Waymo allowed to use self-driving vehicles to transport passengers in California
Waymo has received a permit from the California Public Utilities Commission (CPUC) to run its self-driving taxis.
As first reported by TechCrunch, the approval lets the Alphabet-owned self-driving venture to participate in the state’s Autonomous Vehicle Passenger Service pilot. The move is a boon for Waymo, as it has started to scale its autonomous taxi service business at commercial level.
A statement from a Waymo spokesperson suggests how and where the business is planning to use the permit. It says: “The CPUC allows us to participate in their pilot program, giving Waymo employees the ability to hail our vehicles and bring guests on rides within our South Bay territory,” the statement read. “This is the next step in our path to eventually expand and offer more Californians opportunities to access our self-driving technology, just as we have gradually done with Waymo One in Metro Phoenix.”

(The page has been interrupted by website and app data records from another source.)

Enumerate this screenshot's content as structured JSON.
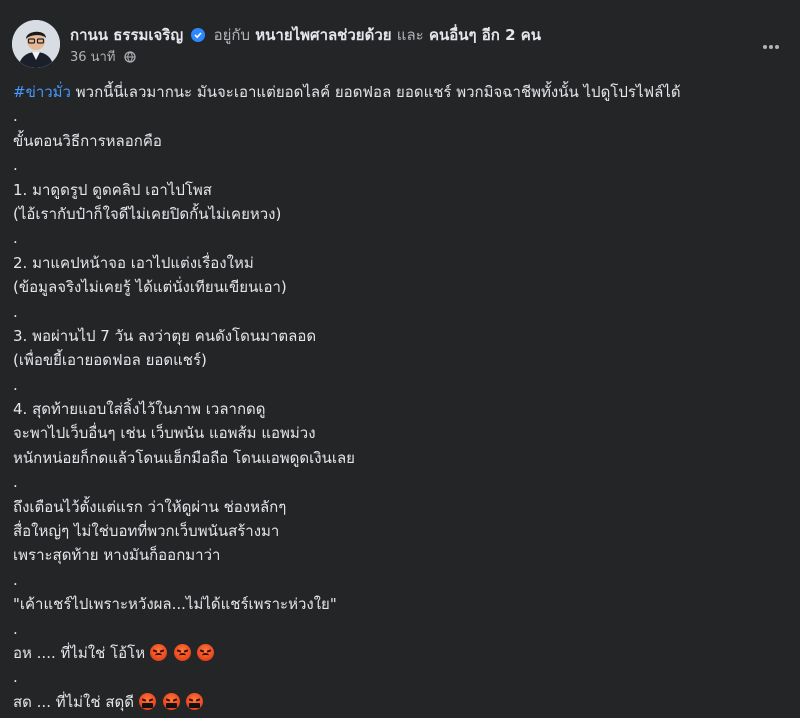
{
  "post": {
    "author": "กานน ธรรมเจริญ",
    "with_text": "อยู่กับ",
    "tagged_page": "หนายไพศาลช่วยด้วย",
    "and_text": "และ",
    "others": "คนอื่นๆ อีก 2 คน",
    "time": "36 นาที",
    "privacy_icon": "globe-icon",
    "more_icon": "more-options-icon"
  },
  "content": {
    "hashtag": "#ข่าวมั่ว",
    "line1_rest": " พวกนี้นี่เลวมากนะ มันจะเอาแต่ยอดไลค์ ยอดฟอล ยอดแชร์ พวกมิจฉาชีพทั้งนั้น ไปดูโปรไฟล์ได้",
    "lines": [
      ".",
      "ขั้นตอนวิธีการหลอกคือ",
      ".",
      "1. มาดูดรูป ดูดคลิป เอาไปโพส",
      "(ไอ้เรากับป๋าก็ใจดีไม่เคยปิดกั้นไม่เคยหวง)",
      ".",
      "2. มาแคปหน้าจอ เอาไปแต่งเรื่องใหม่",
      "(ข้อมูลจริงไม่เคยรู้ ได้แต่นั่งเทียนเขียนเอา)",
      ".",
      "3. พอผ่านไป 7 วัน ลงว่าตุย คนดังโดนมาตลอด",
      "(เพื่อขยี้เอายอดฟอล ยอดแชร์)",
      ".",
      "4. สุดท้ายแอบใส่ลิ้งไว้ในภาพ เวลากดดู",
      "จะพาไปเว็บอื่นๆ เช่น เว็บพนัน แอพส้ม แอพม่วง",
      "หนักหน่อยก็กดแล้วโดนแฮ็กมือถือ โดนแอพดูดเงินเลย",
      ".",
      "ถึงเตือนไว้ตั้งแต่แรก ว่าให้ดูผ่าน ช่องหลักๆ",
      "สื่อใหญ่ๆ ไม่ใช่บอทที่พวกเว็บพนันสร้างมา",
      "เพราะสุดท้าย หางมันก็ออกมาว่า",
      ".",
      "\"เค้าแชร์ไปเพราะหวังผล...ไม่ได้แชร์เพราะห่วงใย\"",
      "."
    ],
    "line_ah": "อห .... ที่ไม่ใช่ โอ้โห ",
    "dot_after_ah": ".",
    "line_sot": "สด ... ที่ไม่ใช่ สดุดี ",
    "emoji_angry": "angry-face-emoji",
    "emoji_cursing": "cursing-face-emoji"
  }
}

The CPUC’s approval is different from the California Department of Motor Vehicles’ permit, which authorises testing of self-driving vehicles on roads. More than 60 companies have permit to test their autonomous vehicles. Though Waymo has permission to use its robotaxis to transport people, it will still have to place a safety driver behind the wheel and should not be charging passengers for their rides.
Waymo collaborated with Lyft to expand its self-driving vehicles on the latter’s network in Phoenix, Arizona in news which was announced in May. The company will first add 10 vehicles on the Lyft platform over the next few months, providing Lyft users the option to select a Waymo directly from the Lyft app for eligible rides.
Interested in hearing industry leaders discuss subjects like this? Attend the IoT Tech Expo World Series events with upcoming shows in Silicon Valley, London, and Amsterdam.
- » Nuro gets testing approval for autonomous delivery vans without human controls
- » Opinion: Simplifying IoT means taking a DNA approach
- » Semios secures $75 million in funding to expand IoT network for agriculture
- » Amazon’s Ring causes further concerns over third-party data-sharing
- » Securing IoT applications for the next era of industry: An important challenge – and opportunity